DATASET RECORDS
***
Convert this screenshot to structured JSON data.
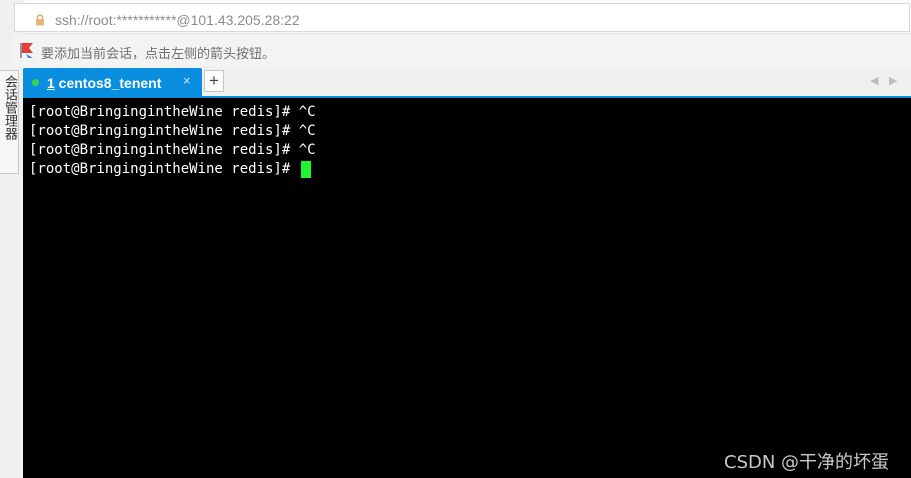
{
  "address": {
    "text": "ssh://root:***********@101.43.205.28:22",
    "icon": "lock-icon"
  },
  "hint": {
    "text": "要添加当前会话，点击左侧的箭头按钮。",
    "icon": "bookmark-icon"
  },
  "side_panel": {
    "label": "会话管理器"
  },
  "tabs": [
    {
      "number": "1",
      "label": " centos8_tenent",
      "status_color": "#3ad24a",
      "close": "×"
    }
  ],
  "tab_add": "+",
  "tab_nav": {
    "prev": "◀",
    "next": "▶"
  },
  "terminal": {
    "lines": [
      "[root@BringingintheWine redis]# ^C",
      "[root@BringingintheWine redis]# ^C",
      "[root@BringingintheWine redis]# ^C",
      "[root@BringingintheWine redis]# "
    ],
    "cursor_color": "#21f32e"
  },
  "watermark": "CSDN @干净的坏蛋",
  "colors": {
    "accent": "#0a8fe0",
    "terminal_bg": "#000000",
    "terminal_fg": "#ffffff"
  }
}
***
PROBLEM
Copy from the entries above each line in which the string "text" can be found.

ANSWER BOX
    "text": "ssh://root:***********@101.43.205.28:22",
    "text": "要添加当前会话，点击左侧的箭头按钮。",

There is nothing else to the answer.